St. Louis Business Journal, USA, Kelsey Volkmann
West Virginia’s attorney general sued Monsanto on Monday, saying the agritech giant refuses to cooperate with his office’s investigation of soybeans genetically modified to withstand the company’s Roundup weedkiller.
Attorney General Darrell McGraw’s suit asks the court to prohibit Monsanto from selling any of its products in West Virginia until it fully complies with the subpoena.
McGraw said he launched a probe into Monsanto and its advertising when several published tests showed the results touted by Monsanto may not support its advertising for a second-generation soybean seed called Roundup Ready 2 Yield, which are $5 more per acre than the first-generation seeds. Patents on the first generation seeds expire in 2014. To promote its second generation of genetically modified soybeans, Monsanto advertised that the Roundup Ready 2 Yield plants have an increased yield of 7 percent to 11 percent over similar varieties of the first-generation plants, McGraw said.

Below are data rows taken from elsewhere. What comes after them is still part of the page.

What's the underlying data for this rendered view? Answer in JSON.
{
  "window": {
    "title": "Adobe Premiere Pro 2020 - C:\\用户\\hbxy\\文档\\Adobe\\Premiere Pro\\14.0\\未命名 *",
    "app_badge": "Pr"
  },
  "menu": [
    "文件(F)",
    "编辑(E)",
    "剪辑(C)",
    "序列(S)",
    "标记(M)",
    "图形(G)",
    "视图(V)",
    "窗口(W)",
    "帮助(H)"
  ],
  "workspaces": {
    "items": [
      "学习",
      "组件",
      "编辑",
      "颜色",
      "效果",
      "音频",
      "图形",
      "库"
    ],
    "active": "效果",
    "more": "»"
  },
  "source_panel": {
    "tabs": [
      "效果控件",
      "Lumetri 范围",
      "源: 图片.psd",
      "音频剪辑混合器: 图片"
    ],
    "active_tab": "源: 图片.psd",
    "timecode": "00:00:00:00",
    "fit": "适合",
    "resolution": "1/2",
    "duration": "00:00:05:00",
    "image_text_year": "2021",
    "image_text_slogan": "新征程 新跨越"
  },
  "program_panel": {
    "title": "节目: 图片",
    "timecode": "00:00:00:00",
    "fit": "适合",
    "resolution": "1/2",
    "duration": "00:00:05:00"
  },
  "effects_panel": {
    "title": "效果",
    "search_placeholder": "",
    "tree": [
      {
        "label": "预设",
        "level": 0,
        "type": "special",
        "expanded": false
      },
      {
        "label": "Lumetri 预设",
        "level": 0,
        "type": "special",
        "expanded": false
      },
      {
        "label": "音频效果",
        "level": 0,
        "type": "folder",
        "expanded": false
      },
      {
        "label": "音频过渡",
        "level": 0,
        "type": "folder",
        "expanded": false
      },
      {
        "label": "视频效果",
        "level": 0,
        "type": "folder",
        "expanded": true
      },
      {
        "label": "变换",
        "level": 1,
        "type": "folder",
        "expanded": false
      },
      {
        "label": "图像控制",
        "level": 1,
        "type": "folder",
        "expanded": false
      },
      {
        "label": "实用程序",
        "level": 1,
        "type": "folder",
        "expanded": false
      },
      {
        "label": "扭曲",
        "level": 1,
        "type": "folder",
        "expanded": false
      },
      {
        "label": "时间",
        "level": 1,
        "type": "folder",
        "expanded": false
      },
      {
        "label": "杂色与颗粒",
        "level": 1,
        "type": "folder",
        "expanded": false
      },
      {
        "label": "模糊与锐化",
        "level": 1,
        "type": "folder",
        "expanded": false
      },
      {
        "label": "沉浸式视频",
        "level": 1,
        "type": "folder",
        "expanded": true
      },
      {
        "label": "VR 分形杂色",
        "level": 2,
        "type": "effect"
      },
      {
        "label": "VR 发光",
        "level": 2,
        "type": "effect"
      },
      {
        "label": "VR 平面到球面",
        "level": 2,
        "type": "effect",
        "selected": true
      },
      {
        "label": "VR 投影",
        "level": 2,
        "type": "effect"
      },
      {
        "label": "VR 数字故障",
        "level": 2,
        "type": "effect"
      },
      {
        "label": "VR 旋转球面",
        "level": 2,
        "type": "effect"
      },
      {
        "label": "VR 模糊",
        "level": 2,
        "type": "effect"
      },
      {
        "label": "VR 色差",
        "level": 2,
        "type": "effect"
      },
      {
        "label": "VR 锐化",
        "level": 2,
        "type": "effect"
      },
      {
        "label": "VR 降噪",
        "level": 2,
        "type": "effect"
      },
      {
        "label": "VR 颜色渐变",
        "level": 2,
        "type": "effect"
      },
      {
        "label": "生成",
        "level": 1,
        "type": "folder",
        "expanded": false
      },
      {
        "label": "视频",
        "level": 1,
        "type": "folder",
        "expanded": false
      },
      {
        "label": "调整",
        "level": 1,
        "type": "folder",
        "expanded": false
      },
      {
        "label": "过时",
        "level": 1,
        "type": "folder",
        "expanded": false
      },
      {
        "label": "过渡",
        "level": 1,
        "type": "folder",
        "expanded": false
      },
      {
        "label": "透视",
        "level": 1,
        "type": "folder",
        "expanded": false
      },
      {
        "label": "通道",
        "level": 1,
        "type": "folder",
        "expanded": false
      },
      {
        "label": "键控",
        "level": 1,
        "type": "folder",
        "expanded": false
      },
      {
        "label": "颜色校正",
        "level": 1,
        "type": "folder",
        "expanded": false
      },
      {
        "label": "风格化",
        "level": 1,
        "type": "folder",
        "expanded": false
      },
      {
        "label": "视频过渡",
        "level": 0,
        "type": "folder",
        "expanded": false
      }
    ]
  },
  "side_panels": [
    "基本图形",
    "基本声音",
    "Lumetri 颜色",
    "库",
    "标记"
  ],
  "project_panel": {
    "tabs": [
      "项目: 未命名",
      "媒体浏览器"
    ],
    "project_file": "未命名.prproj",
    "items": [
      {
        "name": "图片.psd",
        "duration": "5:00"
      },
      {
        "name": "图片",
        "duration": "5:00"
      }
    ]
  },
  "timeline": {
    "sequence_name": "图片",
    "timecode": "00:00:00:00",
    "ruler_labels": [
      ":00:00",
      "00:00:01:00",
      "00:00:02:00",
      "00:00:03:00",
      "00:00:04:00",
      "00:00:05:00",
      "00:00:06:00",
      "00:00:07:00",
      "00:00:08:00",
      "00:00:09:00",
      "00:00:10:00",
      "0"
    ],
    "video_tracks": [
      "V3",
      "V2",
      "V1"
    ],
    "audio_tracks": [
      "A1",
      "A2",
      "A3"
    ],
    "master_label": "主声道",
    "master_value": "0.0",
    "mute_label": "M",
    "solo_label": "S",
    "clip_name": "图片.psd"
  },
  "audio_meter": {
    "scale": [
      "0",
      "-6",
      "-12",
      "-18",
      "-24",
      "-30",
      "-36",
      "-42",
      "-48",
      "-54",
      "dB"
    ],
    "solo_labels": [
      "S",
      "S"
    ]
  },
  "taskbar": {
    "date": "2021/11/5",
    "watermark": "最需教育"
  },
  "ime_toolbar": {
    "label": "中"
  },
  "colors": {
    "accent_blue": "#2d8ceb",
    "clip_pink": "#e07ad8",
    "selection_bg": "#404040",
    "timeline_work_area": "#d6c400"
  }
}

“I want to ensure there is a fair marketplace for West Virginia farmers,” McGraw said in statement. “They need to know if it is worth extra money to buy new products that may not live up to the hype.”
Creve Coeur-based Monsanto, which is led by Chairman and Chief Executive Hugh Grant, said the attorney general’s office won’t agree to a protective order related to the confidential intellectual property information.
“Such a protective order is a customary practice when intellectual property is involved,” spokeswoman Kelli Powers said in an e-mailed statement. “We also believe a protective order is appropriate in this instance as many of the attorney general’s questions parallel allegations made by DuPont-Pioneer Hi Bred in the St. Louis federal court litigation. In that case, the Federal Court has entered a protective order.”
Powers said Monsanto stands by its data, saying they were collected across more than 40,000 comparisons from 2007 to 2009.
In 2009, two West Virginia farmers planted Roundup Ready 2 Yield soybeans, Powers said. Monsanto does not have test plot data specifically from West Virginia due to the limited production of soybeans in the state, she said.
“Agriculture is our only business at Monsanto, and we are committed to the success of farmers,” she said. “That’s why we introduce new products only after we have thoroughly tested them and have the full confidence — backed by data — that they will deliver on farm.”